» WORKING DATA:
——
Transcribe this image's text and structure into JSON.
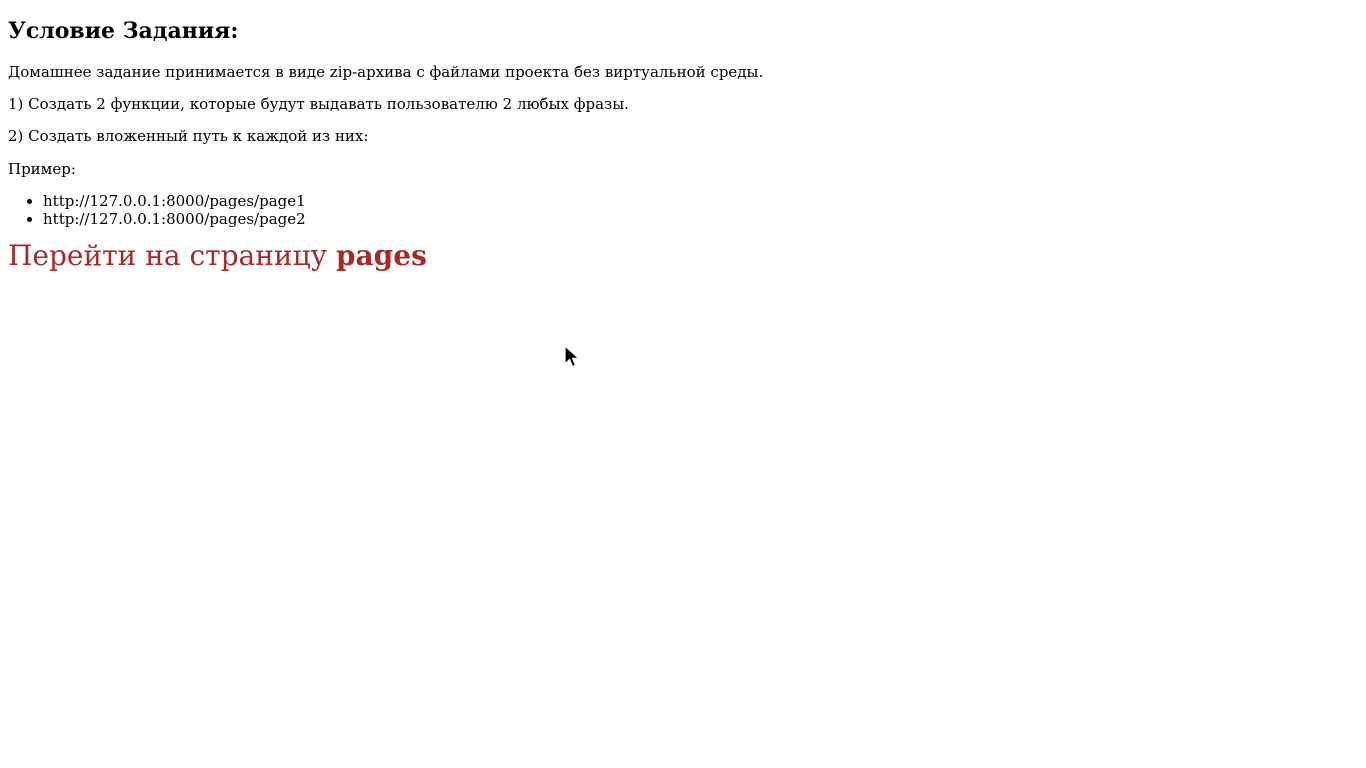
{
  "page": {
    "heading": "Условие Задания:",
    "paragraphs": [
      "Домашнее задание принимается в виде zip-архива с файлами проекта без виртуальной среды.",
      "1) Создать 2 функции, которые будут выдавать пользователю 2 любых фразы.",
      "2) Создать вложенный путь к каждой из них:",
      "Пример:"
    ],
    "examples": [
      "http://127.0.0.1:8000/pages/page1",
      "http://127.0.0.1:8000/pages/page2"
    ],
    "link": {
      "prefix": "Перейти на страницу ",
      "bold": "pages"
    }
  },
  "colors": {
    "link": "#a52a2a",
    "text": "#000000",
    "background": "#ffffff"
  },
  "icons": {
    "cursor": "mouse-pointer-icon"
  }
}
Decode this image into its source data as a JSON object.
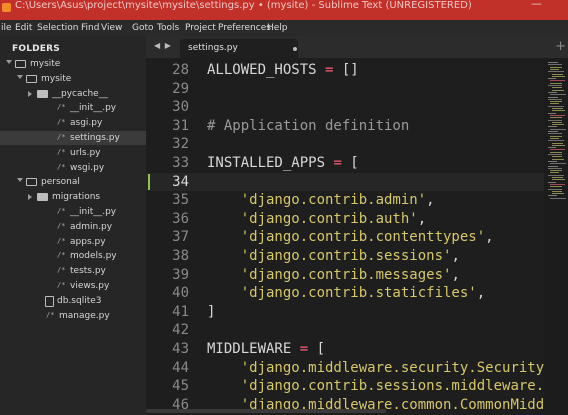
{
  "window": {
    "title": "C:\\Users\\Asus\\project\\mysite\\mysite\\settings.py • (mysite) - Sublime Text (UNREGISTERED)",
    "minimize_glyph": "—"
  },
  "menu": [
    "ile",
    "Edit",
    "Selection",
    "Find",
    "View",
    "Goto",
    "Tools",
    "Project",
    "Preferences",
    "Help"
  ],
  "sidebar": {
    "heading": "FOLDERS",
    "items": [
      {
        "label": "mysite",
        "kind": "folder-open"
      },
      {
        "label": "mysite",
        "kind": "folder-open"
      },
      {
        "label": "__pycache__",
        "kind": "folder-closed"
      },
      {
        "label": "__init__.py",
        "kind": "file"
      },
      {
        "label": "asgi.py",
        "kind": "file"
      },
      {
        "label": "settings.py",
        "kind": "file",
        "selected": true
      },
      {
        "label": "urls.py",
        "kind": "file"
      },
      {
        "label": "wsgi.py",
        "kind": "file"
      },
      {
        "label": "personal",
        "kind": "folder-open"
      },
      {
        "label": "migrations",
        "kind": "folder-closed"
      },
      {
        "label": "__init__.py",
        "kind": "file"
      },
      {
        "label": "admin.py",
        "kind": "file"
      },
      {
        "label": "apps.py",
        "kind": "file"
      },
      {
        "label": "models.py",
        "kind": "file"
      },
      {
        "label": "tests.py",
        "kind": "file"
      },
      {
        "label": "views.py",
        "kind": "file"
      },
      {
        "label": "db.sqlite3",
        "kind": "doc"
      },
      {
        "label": "manage.py",
        "kind": "file"
      }
    ],
    "file_glyph": "/*"
  },
  "tabbar": {
    "nav": "◀ ▶",
    "active_tab": "settings.py",
    "new_tab": "+"
  },
  "editor": {
    "active_line": 34,
    "lines": [
      {
        "n": 28,
        "tokens": [
          [
            "plain",
            "ALLOWED_HOSTS "
          ],
          [
            "op",
            "="
          ],
          [
            "plain",
            " []"
          ]
        ]
      },
      {
        "n": 29,
        "tokens": []
      },
      {
        "n": 30,
        "tokens": []
      },
      {
        "n": 31,
        "tokens": [
          [
            "comment",
            "# Application definition"
          ]
        ]
      },
      {
        "n": 32,
        "tokens": []
      },
      {
        "n": 33,
        "tokens": [
          [
            "plain",
            "INSTALLED_APPS "
          ],
          [
            "op",
            "="
          ],
          [
            "plain",
            " ["
          ]
        ]
      },
      {
        "n": 34,
        "tokens": []
      },
      {
        "n": 35,
        "tokens": [
          [
            "plain",
            "    "
          ],
          [
            "str",
            "'django.contrib.admin'"
          ],
          [
            "plain",
            ","
          ]
        ]
      },
      {
        "n": 36,
        "tokens": [
          [
            "plain",
            "    "
          ],
          [
            "str",
            "'django.contrib.auth'"
          ],
          [
            "plain",
            ","
          ]
        ]
      },
      {
        "n": 37,
        "tokens": [
          [
            "plain",
            "    "
          ],
          [
            "str",
            "'django.contrib.contenttypes'"
          ],
          [
            "plain",
            ","
          ]
        ]
      },
      {
        "n": 38,
        "tokens": [
          [
            "plain",
            "    "
          ],
          [
            "str",
            "'django.contrib.sessions'"
          ],
          [
            "plain",
            ","
          ]
        ]
      },
      {
        "n": 39,
        "tokens": [
          [
            "plain",
            "    "
          ],
          [
            "str",
            "'django.contrib.messages'"
          ],
          [
            "plain",
            ","
          ]
        ]
      },
      {
        "n": 40,
        "tokens": [
          [
            "plain",
            "    "
          ],
          [
            "str",
            "'django.contrib.staticfiles'"
          ],
          [
            "plain",
            ","
          ]
        ]
      },
      {
        "n": 41,
        "tokens": [
          [
            "plain",
            "]"
          ]
        ]
      },
      {
        "n": 42,
        "tokens": []
      },
      {
        "n": 43,
        "tokens": [
          [
            "plain",
            "MIDDLEWARE "
          ],
          [
            "op",
            "="
          ],
          [
            "plain",
            " ["
          ]
        ]
      },
      {
        "n": 44,
        "tokens": [
          [
            "plain",
            "    "
          ],
          [
            "str",
            "'django.middleware.security.Security"
          ]
        ]
      },
      {
        "n": 45,
        "tokens": [
          [
            "plain",
            "    "
          ],
          [
            "str",
            "'django.contrib.sessions.middleware."
          ]
        ]
      },
      {
        "n": 46,
        "tokens": [
          [
            "plain",
            "    "
          ],
          [
            "str",
            "'django.middleware.common.CommonMidd"
          ]
        ]
      }
    ]
  },
  "colors": {
    "titlebar": "#c2302a",
    "string": "#d6c76b",
    "operator": "#ff5f79",
    "comment": "#9a9a9a",
    "caret_marker": "#8fc24a"
  }
}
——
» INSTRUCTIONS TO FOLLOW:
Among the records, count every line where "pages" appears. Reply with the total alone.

» EXERCISE SOLUTION:
3